SOURCE DATA:
——
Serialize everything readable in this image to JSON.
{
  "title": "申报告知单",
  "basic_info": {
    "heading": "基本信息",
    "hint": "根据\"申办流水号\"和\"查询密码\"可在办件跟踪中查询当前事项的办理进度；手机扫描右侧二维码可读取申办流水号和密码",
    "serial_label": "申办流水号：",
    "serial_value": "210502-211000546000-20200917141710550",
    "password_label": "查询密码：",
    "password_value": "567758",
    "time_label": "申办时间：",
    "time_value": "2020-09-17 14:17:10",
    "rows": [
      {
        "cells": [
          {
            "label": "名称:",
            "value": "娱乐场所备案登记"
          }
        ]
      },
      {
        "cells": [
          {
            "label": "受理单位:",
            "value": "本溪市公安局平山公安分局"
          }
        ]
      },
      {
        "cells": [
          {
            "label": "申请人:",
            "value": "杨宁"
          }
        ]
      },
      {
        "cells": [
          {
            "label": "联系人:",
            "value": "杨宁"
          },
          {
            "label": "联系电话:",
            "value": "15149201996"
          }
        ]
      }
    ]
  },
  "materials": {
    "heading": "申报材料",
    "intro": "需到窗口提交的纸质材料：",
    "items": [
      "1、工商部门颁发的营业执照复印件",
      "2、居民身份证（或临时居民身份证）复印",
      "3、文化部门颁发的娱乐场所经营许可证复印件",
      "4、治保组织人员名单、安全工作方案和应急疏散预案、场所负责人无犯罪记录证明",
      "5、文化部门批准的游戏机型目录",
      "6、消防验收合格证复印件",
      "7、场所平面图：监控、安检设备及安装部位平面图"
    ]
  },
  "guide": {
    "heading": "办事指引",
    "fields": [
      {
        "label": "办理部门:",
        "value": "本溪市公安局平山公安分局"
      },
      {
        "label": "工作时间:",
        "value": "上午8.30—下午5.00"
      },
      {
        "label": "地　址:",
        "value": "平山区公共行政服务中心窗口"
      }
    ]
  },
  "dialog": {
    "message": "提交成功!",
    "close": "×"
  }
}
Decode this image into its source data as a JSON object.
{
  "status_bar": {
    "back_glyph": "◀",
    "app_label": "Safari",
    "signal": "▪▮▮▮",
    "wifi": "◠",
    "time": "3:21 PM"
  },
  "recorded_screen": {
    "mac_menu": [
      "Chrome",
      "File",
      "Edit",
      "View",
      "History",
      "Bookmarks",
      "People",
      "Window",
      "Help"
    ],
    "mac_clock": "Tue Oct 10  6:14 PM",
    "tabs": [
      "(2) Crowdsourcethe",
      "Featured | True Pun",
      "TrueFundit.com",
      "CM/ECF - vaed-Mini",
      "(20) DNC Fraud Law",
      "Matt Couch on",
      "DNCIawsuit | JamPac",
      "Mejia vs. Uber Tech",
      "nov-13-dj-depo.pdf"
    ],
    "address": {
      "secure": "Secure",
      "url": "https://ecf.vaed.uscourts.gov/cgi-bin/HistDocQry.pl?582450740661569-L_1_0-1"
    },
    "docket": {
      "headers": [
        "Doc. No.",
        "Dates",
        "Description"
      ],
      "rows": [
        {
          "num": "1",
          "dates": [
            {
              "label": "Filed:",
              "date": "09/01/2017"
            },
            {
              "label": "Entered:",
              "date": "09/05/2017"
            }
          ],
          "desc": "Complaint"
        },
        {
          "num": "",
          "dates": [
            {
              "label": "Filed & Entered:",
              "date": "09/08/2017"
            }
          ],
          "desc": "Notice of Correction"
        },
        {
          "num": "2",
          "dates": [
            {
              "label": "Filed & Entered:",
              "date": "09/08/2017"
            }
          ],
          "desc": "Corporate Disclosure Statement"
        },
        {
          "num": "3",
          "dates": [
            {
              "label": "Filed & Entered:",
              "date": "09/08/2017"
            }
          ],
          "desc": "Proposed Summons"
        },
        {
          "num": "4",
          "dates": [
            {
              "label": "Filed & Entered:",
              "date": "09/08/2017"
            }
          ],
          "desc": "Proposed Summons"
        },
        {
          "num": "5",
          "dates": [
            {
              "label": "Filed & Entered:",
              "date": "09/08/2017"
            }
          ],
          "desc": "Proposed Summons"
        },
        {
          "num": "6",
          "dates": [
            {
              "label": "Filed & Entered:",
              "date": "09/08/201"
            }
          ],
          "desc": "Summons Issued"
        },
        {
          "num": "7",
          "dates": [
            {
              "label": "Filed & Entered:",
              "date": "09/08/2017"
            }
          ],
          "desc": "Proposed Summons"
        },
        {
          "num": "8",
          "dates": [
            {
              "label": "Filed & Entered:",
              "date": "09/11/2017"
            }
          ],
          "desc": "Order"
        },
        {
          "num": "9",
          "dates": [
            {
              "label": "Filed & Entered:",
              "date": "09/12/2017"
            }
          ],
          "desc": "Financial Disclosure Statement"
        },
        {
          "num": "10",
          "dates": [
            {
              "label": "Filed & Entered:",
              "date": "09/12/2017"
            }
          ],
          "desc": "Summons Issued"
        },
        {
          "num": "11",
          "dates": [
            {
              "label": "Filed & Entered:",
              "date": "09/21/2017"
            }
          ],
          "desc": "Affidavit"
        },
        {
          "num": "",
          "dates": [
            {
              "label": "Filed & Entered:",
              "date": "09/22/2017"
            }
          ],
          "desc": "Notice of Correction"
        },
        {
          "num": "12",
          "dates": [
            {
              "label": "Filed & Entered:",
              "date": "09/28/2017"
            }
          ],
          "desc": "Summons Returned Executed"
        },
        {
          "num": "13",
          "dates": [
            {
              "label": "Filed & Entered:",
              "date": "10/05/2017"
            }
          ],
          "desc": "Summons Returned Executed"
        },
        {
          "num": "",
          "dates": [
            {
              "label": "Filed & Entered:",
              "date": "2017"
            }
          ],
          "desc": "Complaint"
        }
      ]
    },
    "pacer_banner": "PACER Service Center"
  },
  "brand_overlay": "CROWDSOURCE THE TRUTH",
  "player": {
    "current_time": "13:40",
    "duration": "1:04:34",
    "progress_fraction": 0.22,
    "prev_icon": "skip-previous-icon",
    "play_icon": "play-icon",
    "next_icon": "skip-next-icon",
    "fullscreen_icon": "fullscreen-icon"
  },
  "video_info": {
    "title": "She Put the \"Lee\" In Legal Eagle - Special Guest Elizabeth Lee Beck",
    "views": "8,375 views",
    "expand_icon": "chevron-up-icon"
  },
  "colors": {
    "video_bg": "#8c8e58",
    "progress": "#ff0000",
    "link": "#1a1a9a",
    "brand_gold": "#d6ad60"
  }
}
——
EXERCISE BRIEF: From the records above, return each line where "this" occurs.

WRITTEN SOLUTION:
Serialize everything readable in this image to JSON.
Decode this image into its source data as a JSON object.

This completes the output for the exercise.